 According to the record in this case, the prime rate at the time of filing was 2% higher than the risk-free treasury rate, and the difference represented “mostly … risk [and] to some extent transaction costs.” App. 42 (testimony of Professor Steve Russell); see also Federal Reserve Board, Selected Interest Rates, http://www.federalreserve.gov/releases/ h15/data.htm (as visited Apr. 19, 2004) (available in Clerk of Court’s case file) (historical data showing prime rate typically exceeding 3-month constant-maturity treasury rate by 2%–3.5%). If “mostly” means about three-quarters of 2%, then the risk compensation included in the prime rate is 1.5%. Because this figure happens to be the same as the risk premium over prime, the expected value is similarly $50. See nn. 8–9, supra.

Footnote 11

 The truck was initially worth $6,395; the principal balance on the loan was about $6,426.

Footnote 12

 On the original loan, depreciation ($6,395 – $4,000, or $2,395) exceeded loan repayment ($6,426 – $4,895, or $1,531) by $864, i.e., 14% of the original truck value of $6,395. Applying the same percentage to the new $4,000 truck value yields approximately $550.

Footnote 13

 The truck in Rash had a replacement value of $41,000 and a foreclosure value of $31,875, i.e., 22% less. 520 U. S., at 957. If the market in this case had similar liquidity and the truck were repossessed after losing half its remaining value, the loss would be 22% of $2,000, or about $450.

Footnote 14

 A 1.5% risk premium plus a 1.5% risk component in the prime rate yielded an expected benefit of about $100, see supra, at 11–12, so, to yield $590, the total risk compensation would have to be 5.9 times as high, i.e., almost 18%, or a 16.5% risk premium over prime.

Footnote 15

 For example, by ignoring the possibility that the creditor might recover some of its undersecurity as an unsecured claimant, that the plan might fail only after full repayment of secured claims, or that an oversecured creditor might recover some of its expenses under 11 U. S. C. §506(b).

Footnote 16

 For example, by assuming a failure rate of 37%, cf. n. 1, supra, and by ignoring all costs of default other than the three mentioned.

Footnote 17

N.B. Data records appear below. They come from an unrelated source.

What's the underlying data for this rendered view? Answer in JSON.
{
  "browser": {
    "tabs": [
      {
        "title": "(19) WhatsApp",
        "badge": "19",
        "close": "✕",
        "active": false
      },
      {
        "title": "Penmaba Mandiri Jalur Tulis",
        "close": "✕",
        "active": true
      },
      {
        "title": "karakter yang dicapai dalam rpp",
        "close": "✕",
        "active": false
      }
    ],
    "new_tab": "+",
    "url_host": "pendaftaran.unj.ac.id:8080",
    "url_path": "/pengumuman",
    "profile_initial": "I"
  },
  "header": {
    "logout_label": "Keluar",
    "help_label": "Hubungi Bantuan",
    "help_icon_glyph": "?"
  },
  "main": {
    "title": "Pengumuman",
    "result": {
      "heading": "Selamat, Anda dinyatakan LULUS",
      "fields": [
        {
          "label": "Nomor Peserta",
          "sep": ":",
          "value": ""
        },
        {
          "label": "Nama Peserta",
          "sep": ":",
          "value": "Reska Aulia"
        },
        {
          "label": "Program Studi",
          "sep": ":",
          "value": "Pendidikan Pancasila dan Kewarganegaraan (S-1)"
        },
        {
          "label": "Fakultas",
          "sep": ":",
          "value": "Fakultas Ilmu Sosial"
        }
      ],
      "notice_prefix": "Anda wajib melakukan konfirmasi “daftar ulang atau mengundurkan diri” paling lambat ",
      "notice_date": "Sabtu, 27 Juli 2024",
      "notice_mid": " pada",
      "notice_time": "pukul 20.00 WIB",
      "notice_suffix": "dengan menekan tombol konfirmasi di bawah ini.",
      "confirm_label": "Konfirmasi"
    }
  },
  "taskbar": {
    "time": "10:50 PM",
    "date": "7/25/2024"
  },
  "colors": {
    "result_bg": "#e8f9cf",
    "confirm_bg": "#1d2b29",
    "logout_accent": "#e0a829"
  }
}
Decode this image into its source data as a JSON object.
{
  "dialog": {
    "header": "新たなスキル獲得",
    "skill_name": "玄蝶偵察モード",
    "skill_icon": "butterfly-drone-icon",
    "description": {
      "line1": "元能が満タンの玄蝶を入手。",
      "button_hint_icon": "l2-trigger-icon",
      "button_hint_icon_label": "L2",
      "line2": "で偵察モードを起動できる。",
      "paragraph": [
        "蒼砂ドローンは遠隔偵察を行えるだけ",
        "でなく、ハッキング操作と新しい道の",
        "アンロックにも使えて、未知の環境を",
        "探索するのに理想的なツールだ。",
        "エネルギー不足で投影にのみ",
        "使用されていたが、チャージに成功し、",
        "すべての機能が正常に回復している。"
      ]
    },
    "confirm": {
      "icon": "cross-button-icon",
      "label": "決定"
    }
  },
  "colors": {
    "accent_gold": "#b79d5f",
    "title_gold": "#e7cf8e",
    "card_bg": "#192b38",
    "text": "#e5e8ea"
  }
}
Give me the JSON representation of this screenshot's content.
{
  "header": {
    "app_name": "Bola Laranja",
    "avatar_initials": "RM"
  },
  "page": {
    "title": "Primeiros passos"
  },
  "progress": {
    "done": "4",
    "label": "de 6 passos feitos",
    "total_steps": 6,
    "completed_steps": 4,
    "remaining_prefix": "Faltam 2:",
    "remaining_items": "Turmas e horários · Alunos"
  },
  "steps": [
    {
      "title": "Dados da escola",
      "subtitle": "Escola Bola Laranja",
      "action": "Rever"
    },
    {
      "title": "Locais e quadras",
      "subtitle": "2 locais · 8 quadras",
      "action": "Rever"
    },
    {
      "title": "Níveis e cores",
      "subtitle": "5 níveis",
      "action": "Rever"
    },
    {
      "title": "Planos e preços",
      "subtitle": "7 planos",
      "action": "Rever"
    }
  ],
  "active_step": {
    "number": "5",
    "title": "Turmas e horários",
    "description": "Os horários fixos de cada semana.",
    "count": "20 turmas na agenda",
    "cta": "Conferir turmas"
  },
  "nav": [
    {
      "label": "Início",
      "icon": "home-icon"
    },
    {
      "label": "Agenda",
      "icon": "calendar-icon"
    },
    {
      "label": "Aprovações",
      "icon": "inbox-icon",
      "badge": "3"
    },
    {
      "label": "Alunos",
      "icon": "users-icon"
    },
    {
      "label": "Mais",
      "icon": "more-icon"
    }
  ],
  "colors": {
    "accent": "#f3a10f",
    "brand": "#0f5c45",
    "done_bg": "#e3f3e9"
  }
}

 It is true that, if the debtor defaults, one of the costs the creditor suffers is the cost of liquidating the collateral. See supra, at 13. But it is illogical to “compensate” for this risk by requiring all plans to pay the full cost of liquidation (replacement value minus foreclosure value), rather than an amount that reflects the possibility that liquidation will actually be necessary and that full payments will not be made.

Official Supreme Court caselaw is only found in the print version of the United States Reports. Justia caselaw is provided for general informational purposes only, and may not reflect current legal developments, verdicts or settlements. We make no warranties or guarantees about the accuracy, completeness, or adequacy of the information contained on this site or information linked to from this site. Please check official sources.